WASHINGTON — Optimists hoped that the end of contentious merger talks between the Society of the Plastics Industry Inc. and the American Plastics Council would let the industry's two largest trade groups return to normal.
Such optimism appears misplaced.
Since the talks sputtered in February, APC has forged ahead with a plan to broaden its mission, in a way that SPI officials say will drive a wedge between them.
And several units of SPI now find themselves weighing whether the departures of resin companies from SPI in favor of APC will make it difficult for them to remain in SPI. Industry officials expect more resin company departures from SPI.
While the situation is in flux and officials stress no decisions have been made, the infighting could significantly reshape the groups that are the industry's chief representatives in Washington and state capitals.
APC's leaders plan to meet March 2 to discuss taking on services that SPI traditionally provided, such as Food and Drug Administration work, federal government lobbying and compilation of resin statistics, said Ron Yocum, chief executive officer of APC.
``We have five members who have left SPI,'' he said. ``You already have five major corporations who need these services. My sense is that the number of five will be higher before the end of the year.''
APC and SPI officials said they want to work together, but the head of SPI's merger negotiation group, Sid Rains from Van Dorn Demag Corp., said in a Feb. 24 telephone interview that if APC broadens its mission it would be difficult for SPI and APC to cooperate.
Rains, vice president of sales at Van Dorn, wrote in a letter to Plastics News that ``there is a strong feeling among a wide range of industry leaders that certain resin producers are engaged in a misguided attempt to drive APC into a competitive position with the SPI as a so-called `full-service trade association.'*''
Yocum disputed that, and added that APC is only considering services its members want. But he acknowledged relations between SPI and APC are strained.
``In the short term, I think it will get highly emotional and it probably will be difficult,'' he said. ``I think in the long term, we will be able to work it out.''
SPI Board Chairman Harry Ussery said that if APC broadens its charter, it ``will just create more confusion in the industry and more potential conflicts of territory. I would hope after they have their deliberations we might see a different view on their part.''
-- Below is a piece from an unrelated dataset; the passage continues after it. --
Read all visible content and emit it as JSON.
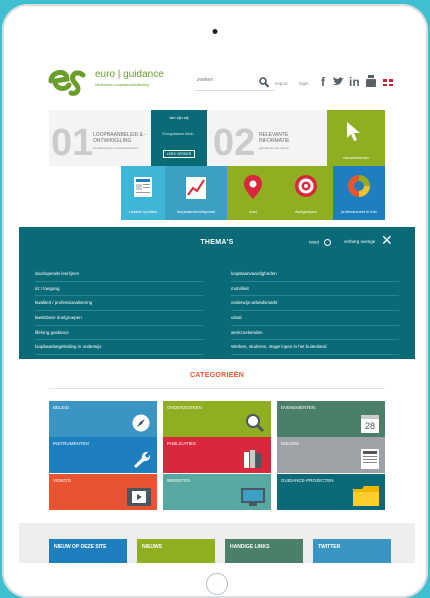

But an executive for Nova Chemical Corp., which left SPI last year, said his company prefers APC representation, even though membership to APC is much more expensive.
``APC at a macro level does a lot more for us in the sense that it is protecting the whole plastics industry,'' said Gerry Finn, Nova vice president of government and industry relations.
Nova found the most value in SPI's business units, like the Polystyrene Packaging Council, but did not make much use of SPI's core functions, which include lobbying and administration, he said.
Several of SPI's business units are looking at whether they should remain in SPI, including the PSPC, the Plastics Pipe Institute and the Vinyl Institute. Units could chose to be independent, or affiliate with other groups.
VI officials said their review is related to hiring an executive director, not resin firm departures.
Nova, North America's largest PS maker, would like to see PSPC align itself with APC, Finn said. When Nova was in SPI, Nova was part of PSPC.
Yocum said representatives of between two and 10 business units of SPI have approached APC in the past six weeks asking about conditions for affiliating. APC can have business units, but all resin companies that join the unit must also pay for APC's expensive core services, including advertising.
APC is not seeking out SPI units, Yocum said.
Ussery said some SPI business units are in a vulnerable position.
``I do know that if more APC companies would resign from SPI, it would put some strain on some business units,'' he said. ``There are some business units that would find it hard to be financially viable if they lost a big part of their supplier base.
``We can't say how many APC members might leave SPI,'' Ussery said. ``That determines how many business units are in question.''
SPI has about 60 resin firm members, 19 of which also belong to APC. Those 19 make up about 20 percent of SPI's core services budget of $12.5 million, Ussery said. About 45 percent of SPI's total $30 million budget comes from its roughly 60 resin companies.